> _TASK TO COMPLETE_: Would you repeat each line below exactly, without the pictures?

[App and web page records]
━━━━━━━━━━━━━━━━
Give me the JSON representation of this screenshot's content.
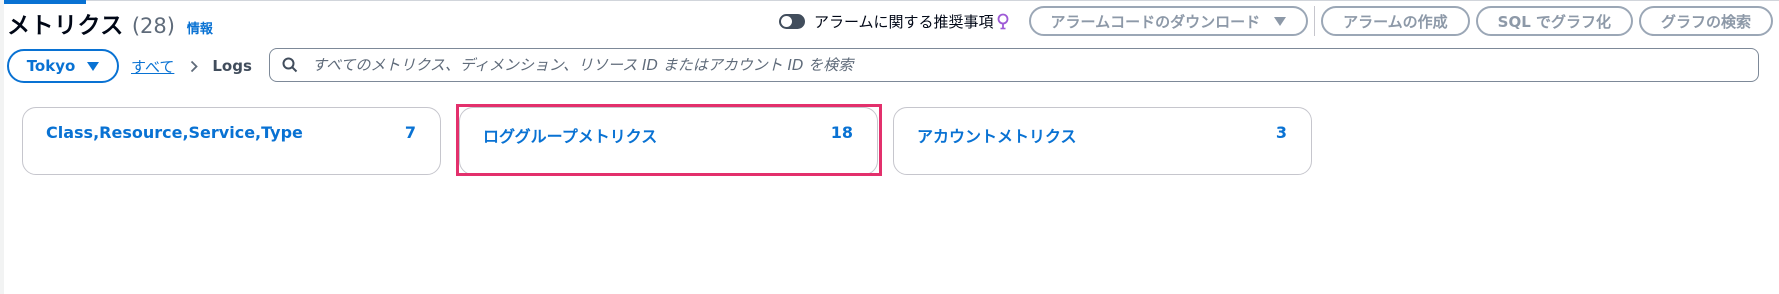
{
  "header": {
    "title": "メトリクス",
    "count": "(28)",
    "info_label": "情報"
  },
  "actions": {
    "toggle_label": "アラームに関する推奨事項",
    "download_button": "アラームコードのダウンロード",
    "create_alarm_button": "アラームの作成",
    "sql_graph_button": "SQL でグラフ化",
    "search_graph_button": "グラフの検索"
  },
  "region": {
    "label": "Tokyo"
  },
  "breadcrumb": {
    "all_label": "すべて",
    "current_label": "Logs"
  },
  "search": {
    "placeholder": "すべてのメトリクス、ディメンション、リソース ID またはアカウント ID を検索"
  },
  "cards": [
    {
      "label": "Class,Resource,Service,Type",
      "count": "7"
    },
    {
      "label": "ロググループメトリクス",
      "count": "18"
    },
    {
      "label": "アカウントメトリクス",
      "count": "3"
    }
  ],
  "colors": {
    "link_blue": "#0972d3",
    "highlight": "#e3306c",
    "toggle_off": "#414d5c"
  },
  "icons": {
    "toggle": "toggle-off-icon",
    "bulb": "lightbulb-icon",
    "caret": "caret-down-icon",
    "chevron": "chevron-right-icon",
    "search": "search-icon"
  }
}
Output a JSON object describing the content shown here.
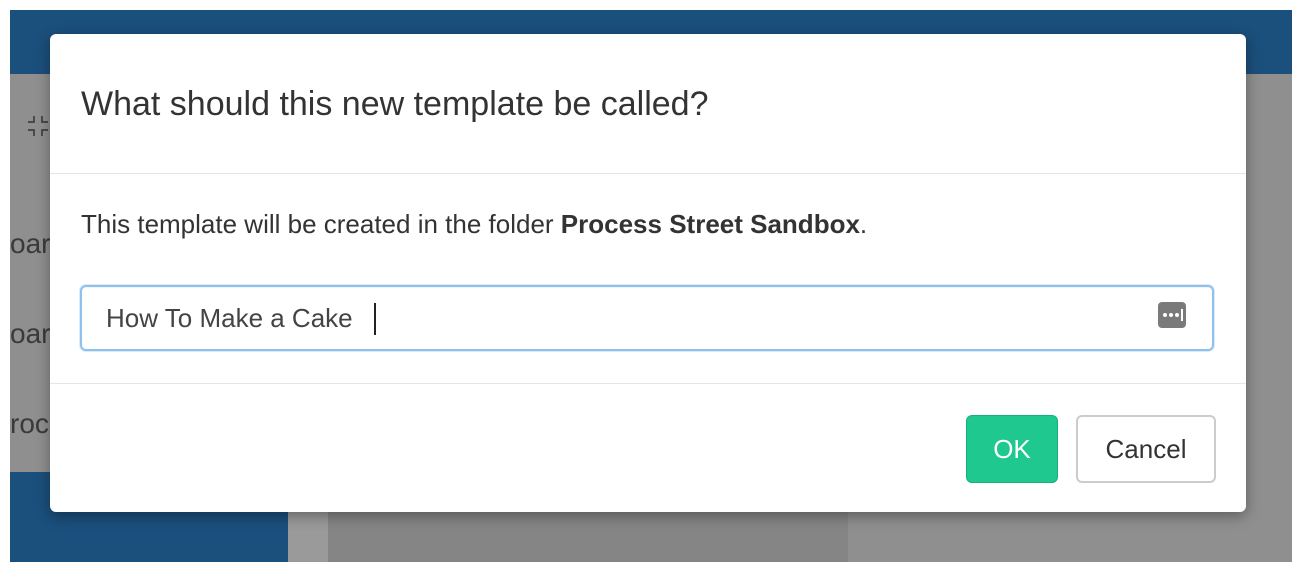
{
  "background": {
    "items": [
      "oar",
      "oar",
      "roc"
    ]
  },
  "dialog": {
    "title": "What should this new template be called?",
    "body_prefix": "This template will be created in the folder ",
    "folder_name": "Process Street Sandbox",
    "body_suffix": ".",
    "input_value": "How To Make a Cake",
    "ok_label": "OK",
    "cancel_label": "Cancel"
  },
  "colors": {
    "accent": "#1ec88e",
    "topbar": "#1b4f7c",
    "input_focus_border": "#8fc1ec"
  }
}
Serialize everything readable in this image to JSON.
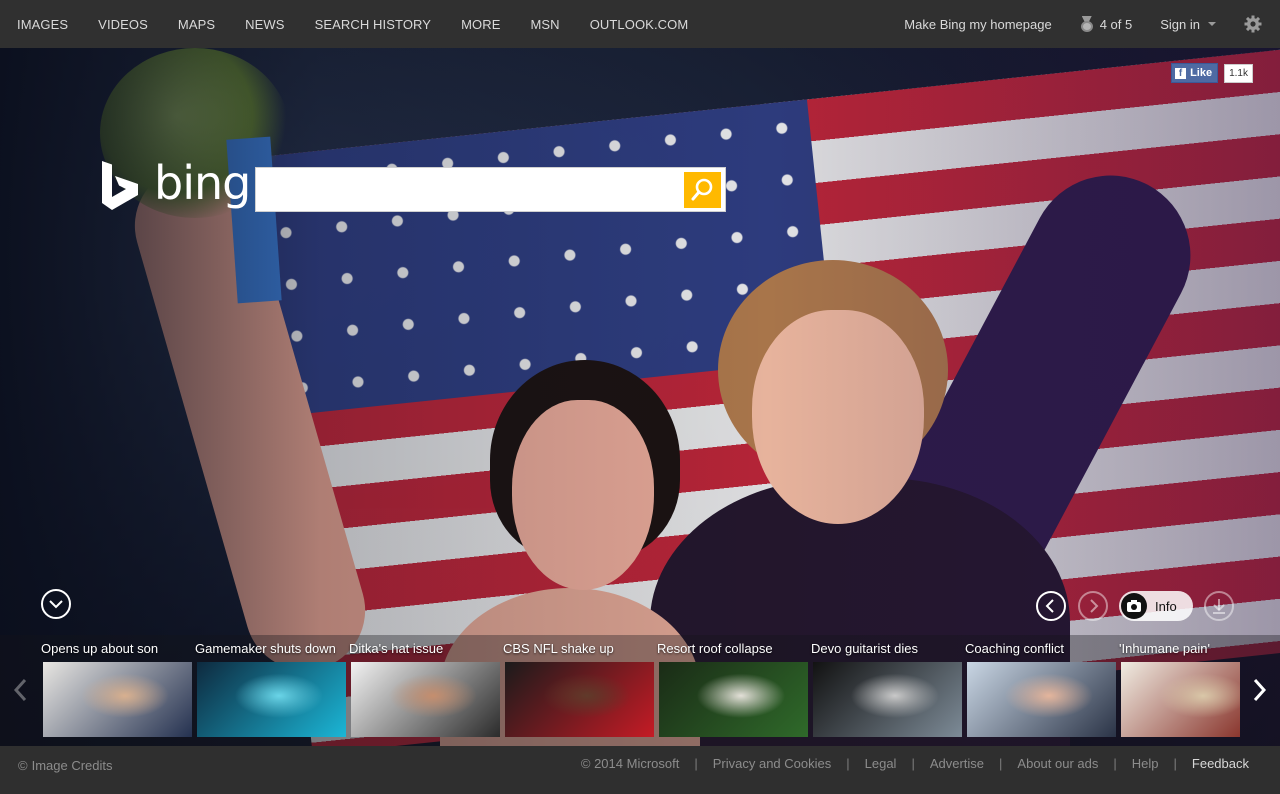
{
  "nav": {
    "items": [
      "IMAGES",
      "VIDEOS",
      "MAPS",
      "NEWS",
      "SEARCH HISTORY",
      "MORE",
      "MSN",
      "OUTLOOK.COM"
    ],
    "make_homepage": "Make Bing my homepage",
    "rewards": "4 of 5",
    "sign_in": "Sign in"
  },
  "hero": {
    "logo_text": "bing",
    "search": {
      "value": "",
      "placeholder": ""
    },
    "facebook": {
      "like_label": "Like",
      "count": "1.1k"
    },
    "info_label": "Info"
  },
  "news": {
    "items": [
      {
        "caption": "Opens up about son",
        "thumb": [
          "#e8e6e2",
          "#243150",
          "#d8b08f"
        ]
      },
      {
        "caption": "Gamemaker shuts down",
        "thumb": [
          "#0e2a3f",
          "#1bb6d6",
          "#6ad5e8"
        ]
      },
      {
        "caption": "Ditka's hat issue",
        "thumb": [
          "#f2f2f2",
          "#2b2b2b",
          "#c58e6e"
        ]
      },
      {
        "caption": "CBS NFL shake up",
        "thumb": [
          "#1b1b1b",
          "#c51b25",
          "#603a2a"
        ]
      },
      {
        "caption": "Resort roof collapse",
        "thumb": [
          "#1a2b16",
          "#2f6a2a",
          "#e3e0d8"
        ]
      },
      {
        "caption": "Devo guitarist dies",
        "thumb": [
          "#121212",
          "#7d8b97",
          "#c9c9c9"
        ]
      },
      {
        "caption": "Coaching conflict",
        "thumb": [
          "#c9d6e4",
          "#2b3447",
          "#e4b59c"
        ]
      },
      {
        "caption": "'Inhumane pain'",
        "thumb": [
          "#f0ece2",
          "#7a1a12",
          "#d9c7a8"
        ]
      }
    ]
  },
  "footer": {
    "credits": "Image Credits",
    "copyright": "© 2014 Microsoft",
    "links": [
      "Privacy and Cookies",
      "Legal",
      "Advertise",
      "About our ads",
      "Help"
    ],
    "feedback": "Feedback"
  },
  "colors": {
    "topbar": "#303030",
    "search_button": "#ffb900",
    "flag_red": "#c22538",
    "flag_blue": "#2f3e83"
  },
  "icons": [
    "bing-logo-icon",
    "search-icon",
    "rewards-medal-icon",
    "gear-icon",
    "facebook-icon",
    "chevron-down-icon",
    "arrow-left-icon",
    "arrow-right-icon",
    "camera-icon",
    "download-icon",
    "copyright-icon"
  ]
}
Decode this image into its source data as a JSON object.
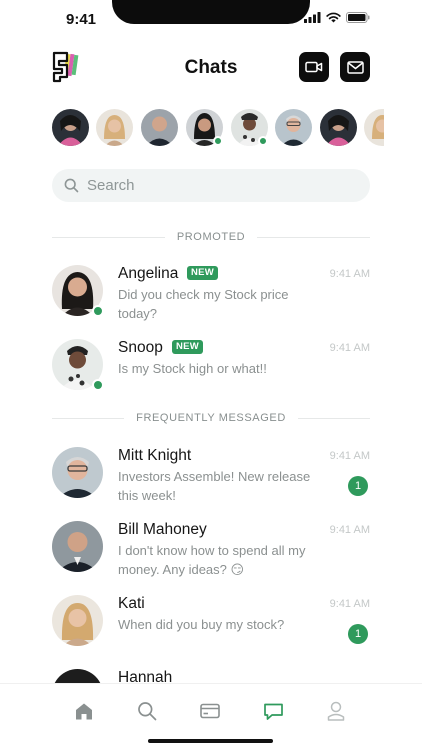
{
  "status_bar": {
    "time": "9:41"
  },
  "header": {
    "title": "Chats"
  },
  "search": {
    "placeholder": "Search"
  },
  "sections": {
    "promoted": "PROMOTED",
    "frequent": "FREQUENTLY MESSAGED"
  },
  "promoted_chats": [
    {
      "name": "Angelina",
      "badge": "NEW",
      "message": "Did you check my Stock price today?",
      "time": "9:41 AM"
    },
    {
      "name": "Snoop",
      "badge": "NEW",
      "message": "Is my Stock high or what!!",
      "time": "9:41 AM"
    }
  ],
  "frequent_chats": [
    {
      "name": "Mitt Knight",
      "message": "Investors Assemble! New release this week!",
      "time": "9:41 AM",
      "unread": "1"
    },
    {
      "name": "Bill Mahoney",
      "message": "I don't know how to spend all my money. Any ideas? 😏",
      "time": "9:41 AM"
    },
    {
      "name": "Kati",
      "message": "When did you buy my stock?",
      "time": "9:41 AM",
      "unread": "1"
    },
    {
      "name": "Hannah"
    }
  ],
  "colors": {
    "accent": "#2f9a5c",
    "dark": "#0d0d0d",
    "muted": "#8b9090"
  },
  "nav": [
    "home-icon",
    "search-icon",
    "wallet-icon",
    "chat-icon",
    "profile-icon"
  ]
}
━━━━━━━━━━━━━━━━
> _TASK SOLUTION_:
Give me the JSON representation of this screenshot's content.
{
  "header": {
    "title": "メトリクス",
    "count": "(28)",
    "info_label": "情報"
  },
  "actions": {
    "toggle_label": "アラームに関する推奨事項",
    "download_button": "アラームコードのダウンロード",
    "create_alarm_button": "アラームの作成",
    "sql_graph_button": "SQL でグラフ化",
    "search_graph_button": "グラフの検索"
  },
  "region": {
    "label": "Tokyo"
  },
  "breadcrumb": {
    "all_label": "すべて",
    "current_label": "Logs"
  },
  "search": {
    "placeholder": "すべてのメトリクス、ディメンション、リソース ID またはアカウント ID を検索"
  },
  "cards": [
    {
      "label": "Class,Resource,Service,Type",
      "count": "7"
    },
    {
      "label": "ロググループメトリクス",
      "count": "18"
    },
    {
      "label": "アカウントメトリクス",
      "count": "3"
    }
  ],
  "colors": {
    "link_blue": "#0972d3",
    "highlight": "#e3306c",
    "toggle_off": "#414d5c"
  },
  "icons": {
    "toggle": "toggle-off-icon",
    "bulb": "lightbulb-icon",
    "caret": "caret-down-icon",
    "chevron": "chevron-right-icon",
    "search": "search-icon"
  }
}
Output a JSON object describing the content shown here.
{
  "background": {
    "items": [
      "oar",
      "oar",
      "roc"
    ]
  },
  "dialog": {
    "title": "What should this new template be called?",
    "body_prefix": "This template will be created in the folder ",
    "folder_name": "Process Street Sandbox",
    "body_suffix": ".",
    "input_value": "How To Make a Cake",
    "ok_label": "OK",
    "cancel_label": "Cancel"
  },
  "colors": {
    "accent": "#1ec88e",
    "topbar": "#1b4f7c",
    "input_focus_border": "#8fc1ec"
  }
}
Serialize everything readable in this image to JSON.
{
  "nav": {
    "items": [
      "IMAGES",
      "VIDEOS",
      "MAPS",
      "NEWS",
      "SEARCH HISTORY",
      "MORE",
      "MSN",
      "OUTLOOK.COM"
    ],
    "make_homepage": "Make Bing my homepage",
    "rewards": "4 of 5",
    "sign_in": "Sign in"
  },
  "hero": {
    "logo_text": "bing",
    "search": {
      "value": "",
      "placeholder": ""
    },
    "facebook": {
      "like_label": "Like",
      "count": "1.1k"
    },
    "info_label": "Info"
  },
  "news": {
    "items": [
      {
        "caption": "Opens up about son",
        "thumb": [
          "#e8e6e2",
          "#243150",
          "#d8b08f"
        ]
      },
      {
        "caption": "Gamemaker shuts down",
        "thumb": [
          "#0e2a3f",
          "#1bb6d6",
          "#6ad5e8"
        ]
      },
      {
        "caption": "Ditka's hat issue",
        "thumb": [
          "#f2f2f2",
          "#2b2b2b",
          "#c58e6e"
        ]
      },
      {
        "caption": "CBS NFL shake up",
        "thumb": [
          "#1b1b1b",
          "#c51b25",
          "#603a2a"
        ]
      },
      {
        "caption": "Resort roof collapse",
        "thumb": [
          "#1a2b16",
          "#2f6a2a",
          "#e3e0d8"
        ]
      },
      {
        "caption": "Devo guitarist dies",
        "thumb": [
          "#121212",
          "#7d8b97",
          "#c9c9c9"
        ]
      },
      {
        "caption": "Coaching conflict",
        "thumb": [
          "#c9d6e4",
          "#2b3447",
          "#e4b59c"
        ]
      },
      {
        "caption": "'Inhumane pain'",
        "thumb": [
          "#f0ece2",
          "#7a1a12",
          "#d9c7a8"
        ]
      }
    ]
  },
  "footer": {
    "credits": "Image Credits",
    "copyright": "© 2014 Microsoft",
    "links": [
      "Privacy and Cookies",
      "Legal",
      "Advertise",
      "About our ads",
      "Help"
    ],
    "feedback": "Feedback"
  },
  "colors": {
    "topbar": "#303030",
    "search_button": "#ffb900",
    "flag_red": "#c22538",
    "flag_blue": "#2f3e83"
  },
  "icons": [
    "bing-logo-icon",
    "search-icon",
    "rewards-medal-icon",
    "gear-icon",
    "facebook-icon",
    "chevron-down-icon",
    "arrow-left-icon",
    "arrow-right-icon",
    "camera-icon",
    "download-icon",
    "copyright-icon"
  ]
}
Decode this image into its source data as a JSON object.
{
  "status_bar": {
    "time": "9:41"
  },
  "header": {
    "title": "Chats"
  },
  "search": {
    "placeholder": "Search"
  },
  "sections": {
    "promoted": "PROMOTED",
    "frequent": "FREQUENTLY MESSAGED"
  },
  "promoted_chats": [
    {
      "name": "Angelina",
      "badge": "NEW",
      "message": "Did you check my Stock price today?",
      "time": "9:41 AM"
    },
    {
      "name": "Snoop",
      "badge": "NEW",
      "message": "Is my Stock high or what!!",
      "time": "9:41 AM"
    }
  ],
  "frequent_chats": [
    {
      "name": "Mitt Knight",
      "message": "Investors Assemble! New release this week!",
      "time": "9:41 AM",
      "unread": "1"
    },
    {
      "name": "Bill Mahoney",
      "message": "I don't know how to spend all my money. Any ideas? 😏",
      "time": "9:41 AM"
    },
    {
      "name": "Kati",
      "message": "When did you buy my stock?",
      "time": "9:41 AM",
      "unread": "1"
    },
    {
      "name": "Hannah"
    }
  ],
  "colors": {
    "accent": "#2f9a5c",
    "dark": "#0d0d0d",
    "muted": "#8b9090"
  },
  "nav": [
    "home-icon",
    "search-icon",
    "wallet-icon",
    "chat-icon",
    "profile-icon"
  ]
}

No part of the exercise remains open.